The Chicago Housing Authority (CHA) has partnered with DePaul’s College of Computing and Digital Media to offer youth in public housing valuable skills in cinema, game, and graphic design. Rita Coburn joined the youth as a faculty filmmaker and mentor to create 3 projects and work with youth over 6-week Summer courses where students were paid to learn and create.
How is social media affecting young women's self-identity? This is the question explored by four high school aged girls who consider the common pitfalls versus the positive side of self-expression, empowerment, and connectivity.
"Black Girl Joy"
A young girl is told she was almost aborted and forms her own opinions about Pro-life and Pro-choice. Using the history of abortion, her own understanding of the reasons for life and death decisions, she concludes with the idea of a future when we all make better choices.
As black women continue to face racism, sexism, colorism and many other trials in society, we are engaged in a Movement that connects where we were to where we’re going. Our legacy of strength despite vulnerabilities and negative perception propels us to live and celebrate in the spirit of Joy, Black Girl Joy!
Abraham Lincoln Presidential Library Foundation
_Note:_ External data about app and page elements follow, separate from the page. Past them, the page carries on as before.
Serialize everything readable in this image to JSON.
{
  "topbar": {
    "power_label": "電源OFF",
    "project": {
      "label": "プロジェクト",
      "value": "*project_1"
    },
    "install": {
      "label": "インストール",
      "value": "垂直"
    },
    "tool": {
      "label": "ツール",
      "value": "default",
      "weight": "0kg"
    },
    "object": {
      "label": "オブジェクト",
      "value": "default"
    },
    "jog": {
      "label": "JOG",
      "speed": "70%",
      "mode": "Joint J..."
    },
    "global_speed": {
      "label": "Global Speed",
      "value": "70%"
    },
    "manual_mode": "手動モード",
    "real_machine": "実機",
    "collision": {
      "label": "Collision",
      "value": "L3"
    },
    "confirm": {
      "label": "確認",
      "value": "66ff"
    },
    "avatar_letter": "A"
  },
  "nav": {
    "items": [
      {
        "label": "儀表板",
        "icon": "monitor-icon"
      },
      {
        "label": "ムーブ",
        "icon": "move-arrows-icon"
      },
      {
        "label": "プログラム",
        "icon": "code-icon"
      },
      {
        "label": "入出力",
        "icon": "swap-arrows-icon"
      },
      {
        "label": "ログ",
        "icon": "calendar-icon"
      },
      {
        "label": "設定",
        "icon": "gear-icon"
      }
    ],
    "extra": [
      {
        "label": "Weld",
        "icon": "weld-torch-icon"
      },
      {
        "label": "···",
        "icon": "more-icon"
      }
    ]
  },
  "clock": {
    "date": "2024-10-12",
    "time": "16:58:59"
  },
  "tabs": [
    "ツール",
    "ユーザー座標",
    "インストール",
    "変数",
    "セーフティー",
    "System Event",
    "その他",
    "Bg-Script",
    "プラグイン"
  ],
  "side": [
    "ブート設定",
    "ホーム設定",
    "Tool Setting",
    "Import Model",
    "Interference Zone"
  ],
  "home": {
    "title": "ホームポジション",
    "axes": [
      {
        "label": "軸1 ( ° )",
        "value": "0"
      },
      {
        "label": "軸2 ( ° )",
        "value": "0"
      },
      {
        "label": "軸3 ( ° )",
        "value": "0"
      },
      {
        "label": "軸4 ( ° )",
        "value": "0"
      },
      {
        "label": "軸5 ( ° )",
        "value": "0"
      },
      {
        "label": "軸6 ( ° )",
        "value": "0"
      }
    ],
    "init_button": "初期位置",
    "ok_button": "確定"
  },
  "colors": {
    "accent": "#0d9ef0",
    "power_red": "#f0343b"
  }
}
Rita Coburn led the "Directing: The Storyteller" workshop where she worked directly with the No Malice Film Contest. This contest focuses on short films by youth on racial healing. She joined a panelist of experts and their sessions highlighted the art of telling powerful stories using the medium of film. The No Malice Film Contest is offered through a partnership between the Abraham Lincoln Presidential Library and Museum, the Roger and Chaz Ebert Foundation, and the Abraham Lincoln Presidential Library Foundation.